“Education is the key to fire prevention and knowing how to respond quickly and safely if you or your loved ones find themselves in a fire emergency is essential,” said Senator Joan. Lovely, D-Salem.
Raising fire education awareness is crucial, and keeping children and seniors safe is a top priority for fire departments.
“The SAFE and Senior SAFE programs support our most vulnerable populations, our children and our elders, and give them the tools to live safe and healthy lives,” she said. “I am deeply grateful that our local fire departments have received this funding and I know our communities are better off because of it. »
According to Lovely’s office, Beverly owes $6,275 in SAFE funds and $3,255 in Senior SAFE funds; Danvers owes $5,175 in SAFE funds and $3,055 in Senior SAFE funds; Peabody owes $7,575 in SAFE funds and $3,455 in Senior SAFE funds; Salem owes $6,275 in SAFE funds and $3,225 in Senior SAFE funds; and Topsfield owes $4,575 in SAFE funds and $2,885 in Senior SAFE funds.
Beverly Fire Department Chief Peter O’Connor echoed Lovely’s message in response to the money the department received.
“A part of [the money] goes towards educational material and part of it goes towards the actual delivery of that message,” O’Connor said. “The total grant amount will cover all program costs and we cost share at the city level, but that’s where a lot of the funding goes.”
The SAFE program was established in 1996 to give local fire departments the chance to teach fire safety and life safety to children in schools.
“The SAFE program is for students, school-aged students, so it focuses on very specific material that targets that age group…Each year we send firefighters to all public schools, from the kindergarten through third grade,” O’Connor said.
Following the success of the SAFE program, the Senior SAFE program was created just eight years ago with the goal of providing fire departments with the funding necessary to also educate the elderly, who are most at risk for death related to fires. The Senior SAFE program teaches seniors about fire prevention, home safety and how to prepare for a fire.
“For [them] we will try to develop programs with the seniors center or with other groups that have access to seniors to bring them into a forum where we can talk to them and just talk about the issues associated with fire safety as we grow old in life,” he said. “When it comes to fire issues, those are the two groups most likely to be affected by fires, which is why they’re targeting money there.”

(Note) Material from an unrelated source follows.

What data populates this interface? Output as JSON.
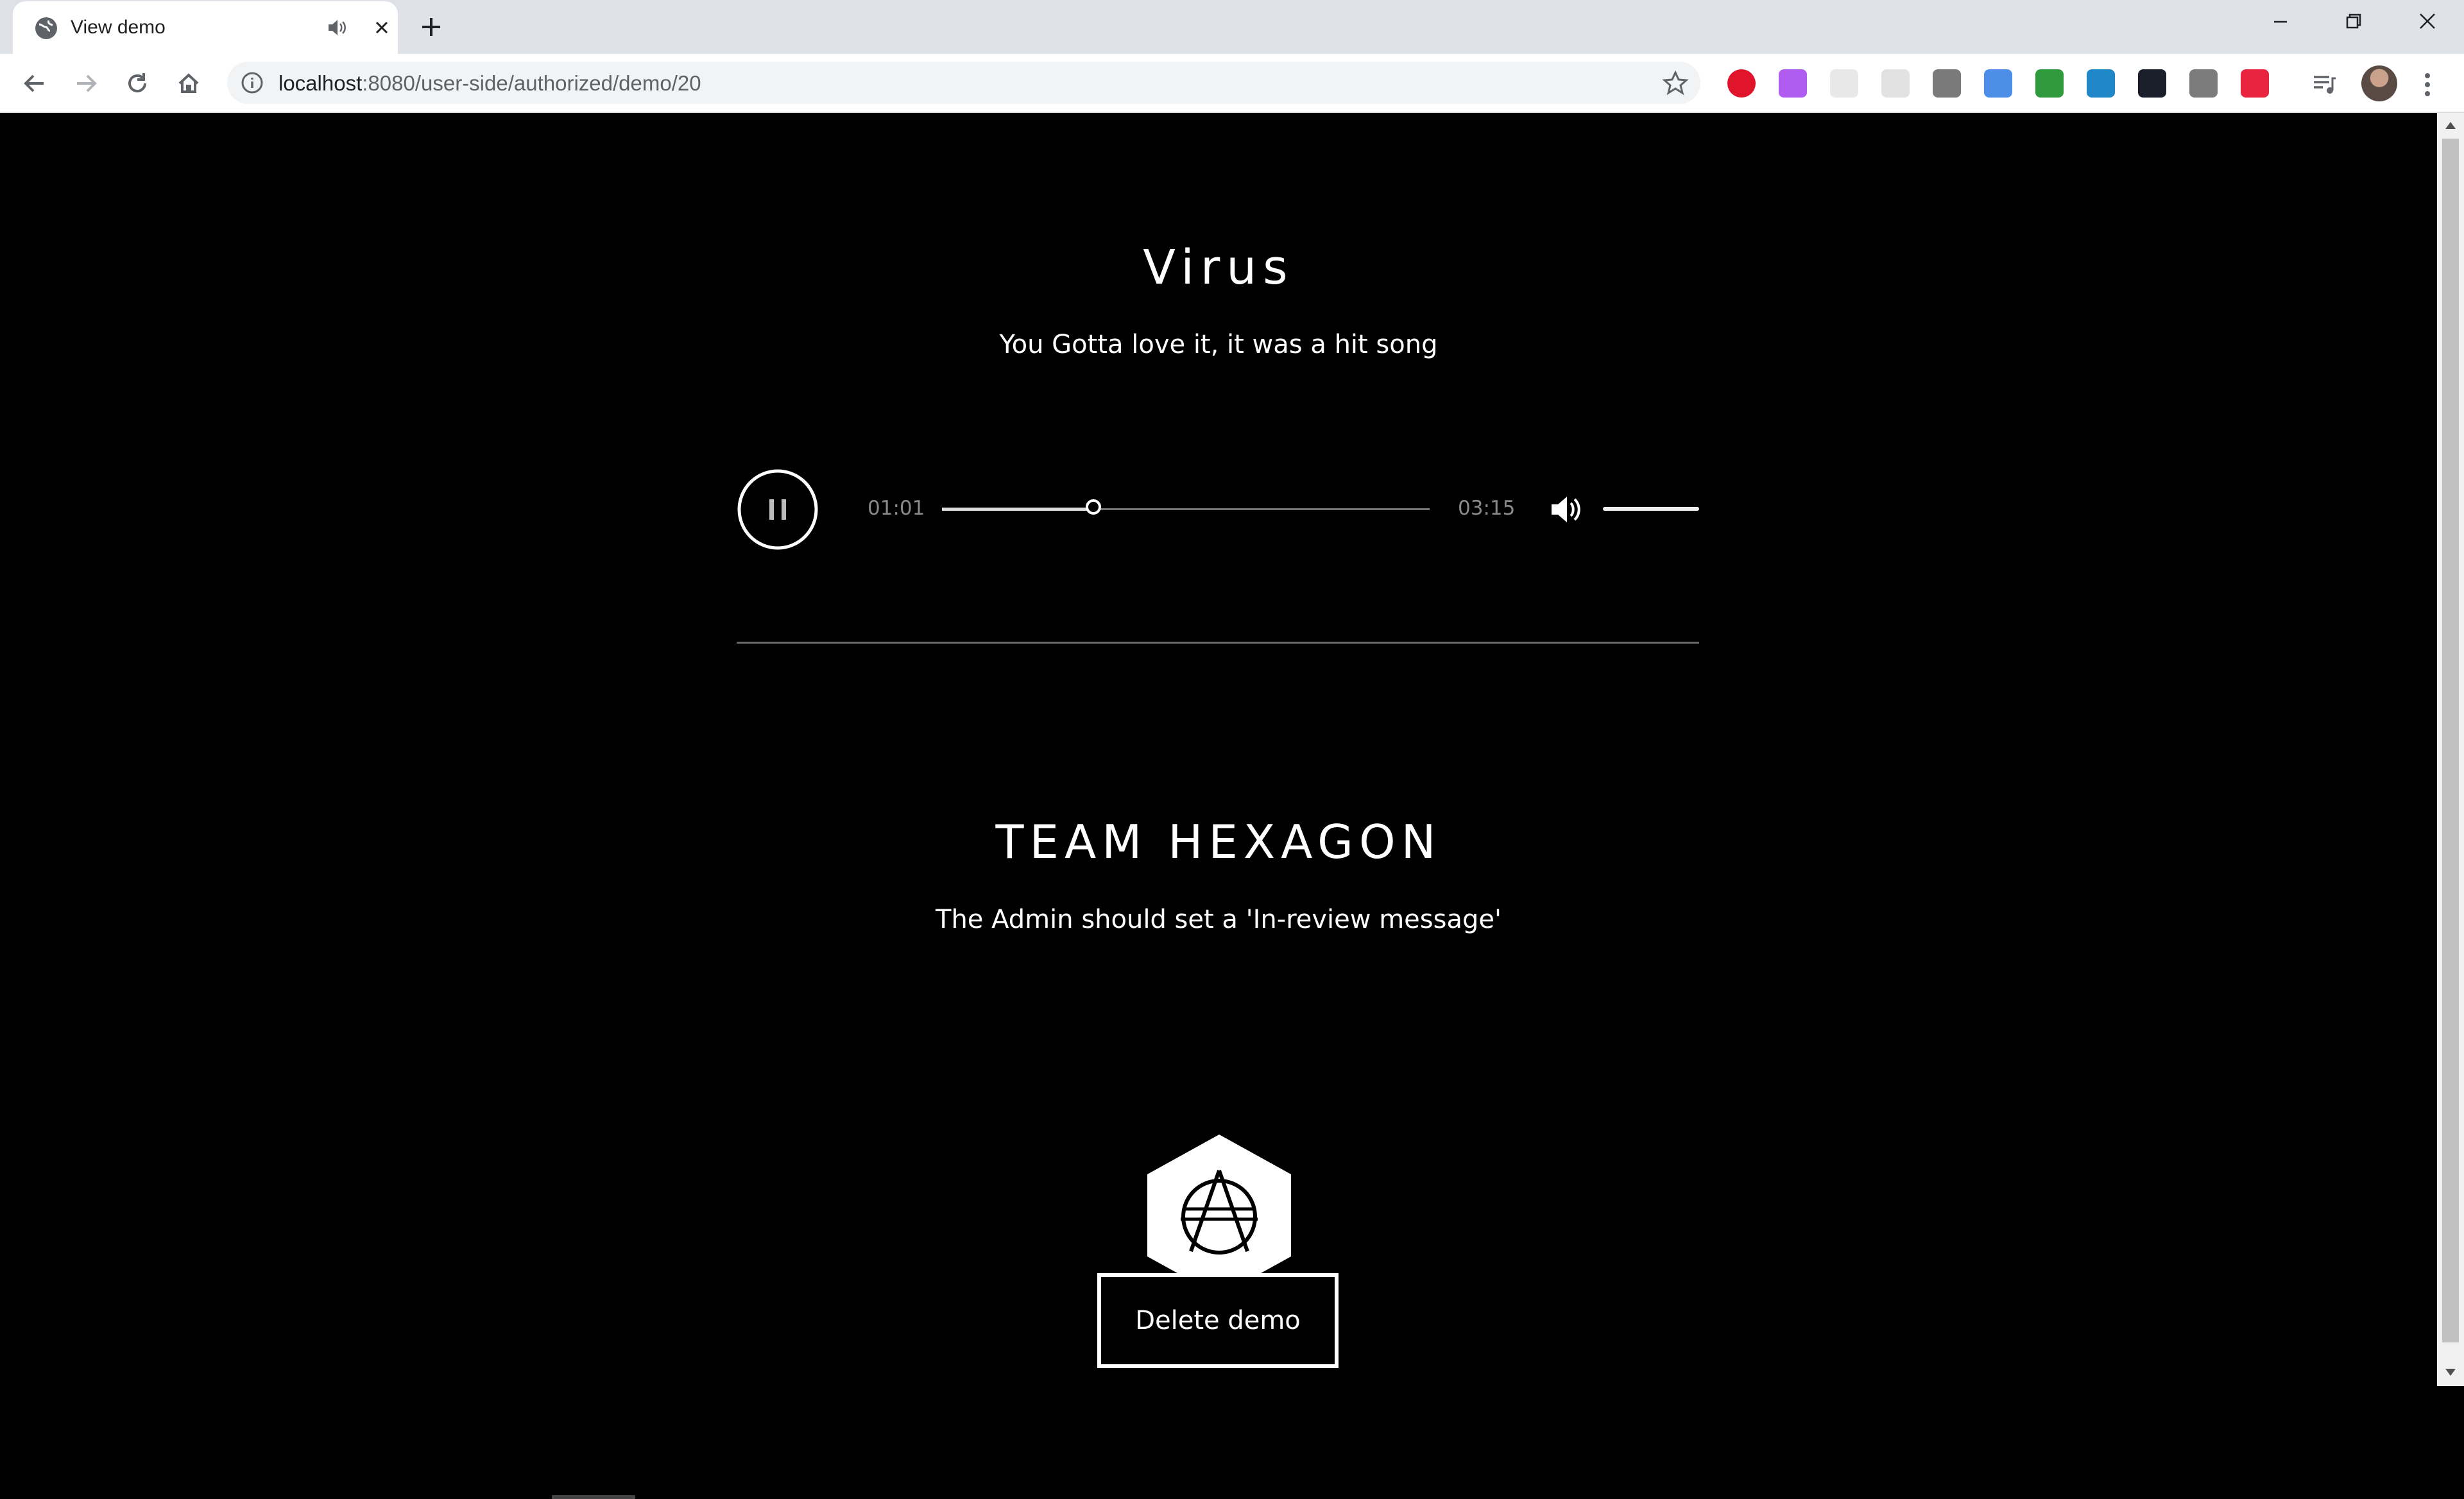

These programs have made a huge difference in communities, and the statistics confirm it.
“If you look at the history of these programs, you can really see how beneficial they are to communities,” O’Connor said. “It helps us get out there a little bit more and get the fire safety message across and you could probably go back to the numbers and see the benefits of this program.”
According to Lovely’s office, since SAFE’s inception, the average number of child fire deaths has dropped by 78%. In 2021, Massachusetts marked two and a half years with no child deaths from fire, the longest period in recorded Commonwealth history.